→ Supplied material:
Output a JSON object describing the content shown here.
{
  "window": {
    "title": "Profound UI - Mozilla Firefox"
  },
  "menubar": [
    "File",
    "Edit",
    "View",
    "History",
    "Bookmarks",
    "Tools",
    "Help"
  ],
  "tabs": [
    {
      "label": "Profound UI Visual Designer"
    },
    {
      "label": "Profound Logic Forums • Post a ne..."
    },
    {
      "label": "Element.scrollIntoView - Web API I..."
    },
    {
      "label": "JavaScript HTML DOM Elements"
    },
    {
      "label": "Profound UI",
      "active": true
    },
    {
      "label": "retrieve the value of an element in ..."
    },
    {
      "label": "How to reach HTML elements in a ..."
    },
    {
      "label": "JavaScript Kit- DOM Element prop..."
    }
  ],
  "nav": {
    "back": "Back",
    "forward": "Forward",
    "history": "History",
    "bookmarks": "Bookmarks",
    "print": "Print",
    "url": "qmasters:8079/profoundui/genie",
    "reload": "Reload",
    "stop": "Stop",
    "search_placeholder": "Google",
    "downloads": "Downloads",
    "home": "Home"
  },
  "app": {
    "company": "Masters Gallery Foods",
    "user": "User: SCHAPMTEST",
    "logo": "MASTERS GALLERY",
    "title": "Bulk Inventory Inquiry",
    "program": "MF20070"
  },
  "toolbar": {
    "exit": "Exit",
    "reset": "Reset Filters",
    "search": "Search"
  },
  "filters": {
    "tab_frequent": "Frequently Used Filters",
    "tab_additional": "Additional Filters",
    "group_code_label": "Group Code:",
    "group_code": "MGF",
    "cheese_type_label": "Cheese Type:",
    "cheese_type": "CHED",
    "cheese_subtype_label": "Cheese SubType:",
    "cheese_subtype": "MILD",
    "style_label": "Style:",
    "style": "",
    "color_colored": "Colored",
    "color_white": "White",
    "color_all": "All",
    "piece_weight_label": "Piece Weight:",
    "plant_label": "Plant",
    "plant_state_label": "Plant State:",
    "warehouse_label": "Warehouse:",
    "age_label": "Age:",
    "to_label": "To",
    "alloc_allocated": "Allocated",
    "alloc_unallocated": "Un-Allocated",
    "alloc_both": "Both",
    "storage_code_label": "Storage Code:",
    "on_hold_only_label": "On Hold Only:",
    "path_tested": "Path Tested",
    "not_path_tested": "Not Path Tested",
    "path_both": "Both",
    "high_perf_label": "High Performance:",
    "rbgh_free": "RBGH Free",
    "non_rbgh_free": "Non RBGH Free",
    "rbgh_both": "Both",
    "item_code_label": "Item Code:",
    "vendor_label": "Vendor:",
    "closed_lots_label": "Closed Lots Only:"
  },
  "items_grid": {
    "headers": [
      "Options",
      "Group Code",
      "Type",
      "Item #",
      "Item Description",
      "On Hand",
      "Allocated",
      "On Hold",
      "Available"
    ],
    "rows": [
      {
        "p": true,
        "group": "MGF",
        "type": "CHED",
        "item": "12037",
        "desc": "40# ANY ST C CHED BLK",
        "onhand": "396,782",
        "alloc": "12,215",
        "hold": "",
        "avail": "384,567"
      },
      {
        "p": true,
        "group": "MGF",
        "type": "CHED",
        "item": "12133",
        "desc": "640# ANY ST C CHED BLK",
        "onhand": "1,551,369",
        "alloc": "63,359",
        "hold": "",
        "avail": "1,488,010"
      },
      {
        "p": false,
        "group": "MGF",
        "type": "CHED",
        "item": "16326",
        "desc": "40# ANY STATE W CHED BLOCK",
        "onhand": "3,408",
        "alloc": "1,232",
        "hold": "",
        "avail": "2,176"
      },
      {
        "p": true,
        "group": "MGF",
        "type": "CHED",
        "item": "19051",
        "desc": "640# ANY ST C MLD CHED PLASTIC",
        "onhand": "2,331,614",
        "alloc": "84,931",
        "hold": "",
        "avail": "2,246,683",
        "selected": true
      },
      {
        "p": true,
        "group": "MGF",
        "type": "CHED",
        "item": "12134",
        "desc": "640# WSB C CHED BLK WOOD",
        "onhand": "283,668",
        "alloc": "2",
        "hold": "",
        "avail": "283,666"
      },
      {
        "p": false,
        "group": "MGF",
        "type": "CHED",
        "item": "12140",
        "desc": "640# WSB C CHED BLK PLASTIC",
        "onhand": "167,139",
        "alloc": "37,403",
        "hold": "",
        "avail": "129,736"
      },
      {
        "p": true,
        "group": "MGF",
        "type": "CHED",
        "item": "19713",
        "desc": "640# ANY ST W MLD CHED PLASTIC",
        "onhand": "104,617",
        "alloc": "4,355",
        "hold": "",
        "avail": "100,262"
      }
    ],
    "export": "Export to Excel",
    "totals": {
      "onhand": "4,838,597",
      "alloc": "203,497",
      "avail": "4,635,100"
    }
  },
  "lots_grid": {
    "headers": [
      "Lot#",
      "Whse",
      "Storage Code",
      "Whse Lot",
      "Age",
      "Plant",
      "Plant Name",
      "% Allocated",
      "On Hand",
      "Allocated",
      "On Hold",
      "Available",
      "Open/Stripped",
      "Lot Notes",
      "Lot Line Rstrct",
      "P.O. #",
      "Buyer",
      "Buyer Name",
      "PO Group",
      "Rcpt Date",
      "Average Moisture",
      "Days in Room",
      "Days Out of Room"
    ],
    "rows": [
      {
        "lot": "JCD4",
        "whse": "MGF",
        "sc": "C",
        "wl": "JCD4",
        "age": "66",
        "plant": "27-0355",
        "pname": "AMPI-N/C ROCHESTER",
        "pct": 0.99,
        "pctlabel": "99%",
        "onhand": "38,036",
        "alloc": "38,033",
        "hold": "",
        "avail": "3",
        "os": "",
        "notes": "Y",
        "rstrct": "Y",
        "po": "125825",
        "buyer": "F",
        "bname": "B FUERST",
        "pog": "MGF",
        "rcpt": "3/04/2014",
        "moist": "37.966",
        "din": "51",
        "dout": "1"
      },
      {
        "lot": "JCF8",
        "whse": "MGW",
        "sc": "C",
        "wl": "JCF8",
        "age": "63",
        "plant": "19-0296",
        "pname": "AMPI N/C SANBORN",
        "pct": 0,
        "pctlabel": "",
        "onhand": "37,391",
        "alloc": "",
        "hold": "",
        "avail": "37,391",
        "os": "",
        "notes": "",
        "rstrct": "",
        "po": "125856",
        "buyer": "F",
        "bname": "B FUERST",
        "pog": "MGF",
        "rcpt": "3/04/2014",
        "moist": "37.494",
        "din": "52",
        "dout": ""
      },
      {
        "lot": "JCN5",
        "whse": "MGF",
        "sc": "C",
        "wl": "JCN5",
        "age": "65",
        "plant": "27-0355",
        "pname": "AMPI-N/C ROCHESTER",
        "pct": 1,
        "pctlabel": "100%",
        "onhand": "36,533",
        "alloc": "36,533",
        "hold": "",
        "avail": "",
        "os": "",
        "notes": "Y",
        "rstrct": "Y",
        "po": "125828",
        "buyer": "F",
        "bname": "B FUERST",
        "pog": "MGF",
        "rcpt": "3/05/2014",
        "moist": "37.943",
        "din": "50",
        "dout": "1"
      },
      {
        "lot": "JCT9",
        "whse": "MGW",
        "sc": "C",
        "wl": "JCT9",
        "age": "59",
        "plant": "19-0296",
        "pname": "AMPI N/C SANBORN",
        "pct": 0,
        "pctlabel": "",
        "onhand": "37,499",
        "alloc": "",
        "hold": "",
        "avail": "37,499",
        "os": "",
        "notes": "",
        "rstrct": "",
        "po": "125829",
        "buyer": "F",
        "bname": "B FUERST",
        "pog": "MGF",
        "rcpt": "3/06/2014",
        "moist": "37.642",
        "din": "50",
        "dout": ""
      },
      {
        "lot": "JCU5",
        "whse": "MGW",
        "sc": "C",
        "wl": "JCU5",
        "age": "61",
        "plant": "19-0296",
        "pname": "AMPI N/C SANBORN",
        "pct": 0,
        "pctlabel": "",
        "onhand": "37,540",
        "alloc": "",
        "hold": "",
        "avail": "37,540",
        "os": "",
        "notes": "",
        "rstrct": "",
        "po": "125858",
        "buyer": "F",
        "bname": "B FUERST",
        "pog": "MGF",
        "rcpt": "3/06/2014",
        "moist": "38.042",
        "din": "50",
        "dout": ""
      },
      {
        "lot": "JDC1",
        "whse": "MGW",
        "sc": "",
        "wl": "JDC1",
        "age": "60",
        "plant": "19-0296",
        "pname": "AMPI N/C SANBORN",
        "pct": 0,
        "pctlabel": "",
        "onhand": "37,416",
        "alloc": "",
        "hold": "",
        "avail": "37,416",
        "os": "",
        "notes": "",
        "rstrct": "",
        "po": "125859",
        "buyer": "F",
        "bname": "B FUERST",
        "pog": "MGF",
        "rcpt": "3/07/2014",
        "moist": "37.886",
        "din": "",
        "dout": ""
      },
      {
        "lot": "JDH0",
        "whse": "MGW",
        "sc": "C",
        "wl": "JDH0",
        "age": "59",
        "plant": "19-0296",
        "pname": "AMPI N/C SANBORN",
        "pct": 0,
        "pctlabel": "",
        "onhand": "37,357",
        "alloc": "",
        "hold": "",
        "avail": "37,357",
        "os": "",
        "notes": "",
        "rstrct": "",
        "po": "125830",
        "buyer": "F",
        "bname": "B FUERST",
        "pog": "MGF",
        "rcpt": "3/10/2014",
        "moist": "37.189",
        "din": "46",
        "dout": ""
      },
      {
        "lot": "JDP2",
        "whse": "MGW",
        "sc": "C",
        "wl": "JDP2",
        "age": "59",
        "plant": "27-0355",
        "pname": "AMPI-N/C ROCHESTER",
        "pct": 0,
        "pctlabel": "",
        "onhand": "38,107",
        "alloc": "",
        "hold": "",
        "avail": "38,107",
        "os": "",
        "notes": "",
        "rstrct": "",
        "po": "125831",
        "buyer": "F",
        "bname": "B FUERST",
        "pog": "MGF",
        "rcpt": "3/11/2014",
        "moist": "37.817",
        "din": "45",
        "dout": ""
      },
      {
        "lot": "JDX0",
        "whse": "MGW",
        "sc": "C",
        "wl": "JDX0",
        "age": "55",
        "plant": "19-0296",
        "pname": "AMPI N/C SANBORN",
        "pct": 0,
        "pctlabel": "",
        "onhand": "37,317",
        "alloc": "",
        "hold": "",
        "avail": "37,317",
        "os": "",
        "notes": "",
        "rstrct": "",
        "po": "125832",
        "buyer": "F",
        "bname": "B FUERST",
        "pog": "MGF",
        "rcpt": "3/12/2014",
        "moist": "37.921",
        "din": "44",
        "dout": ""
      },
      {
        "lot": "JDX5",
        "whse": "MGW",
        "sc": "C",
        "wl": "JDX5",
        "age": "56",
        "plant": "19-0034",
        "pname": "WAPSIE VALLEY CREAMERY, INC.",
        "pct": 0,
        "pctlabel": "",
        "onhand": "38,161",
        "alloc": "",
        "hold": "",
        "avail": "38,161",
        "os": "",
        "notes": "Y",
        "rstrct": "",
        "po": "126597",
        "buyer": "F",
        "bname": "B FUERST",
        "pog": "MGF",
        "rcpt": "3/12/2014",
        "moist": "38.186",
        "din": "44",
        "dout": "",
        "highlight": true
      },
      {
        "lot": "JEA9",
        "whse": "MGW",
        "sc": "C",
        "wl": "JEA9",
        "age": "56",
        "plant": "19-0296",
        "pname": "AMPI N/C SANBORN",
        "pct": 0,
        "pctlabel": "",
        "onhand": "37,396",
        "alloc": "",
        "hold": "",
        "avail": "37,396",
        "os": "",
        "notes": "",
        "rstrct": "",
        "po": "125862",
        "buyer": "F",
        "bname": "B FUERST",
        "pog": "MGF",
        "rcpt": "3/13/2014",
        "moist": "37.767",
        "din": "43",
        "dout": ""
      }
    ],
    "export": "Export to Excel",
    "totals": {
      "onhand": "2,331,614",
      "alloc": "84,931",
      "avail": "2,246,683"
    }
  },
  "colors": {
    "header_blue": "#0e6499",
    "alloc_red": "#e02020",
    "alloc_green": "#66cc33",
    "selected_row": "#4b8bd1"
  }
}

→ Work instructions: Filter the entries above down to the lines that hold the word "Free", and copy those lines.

→ Task result:
    "rbgh_free": "RBGH Free",
    "non_rbgh_free": "Non RBGH Free",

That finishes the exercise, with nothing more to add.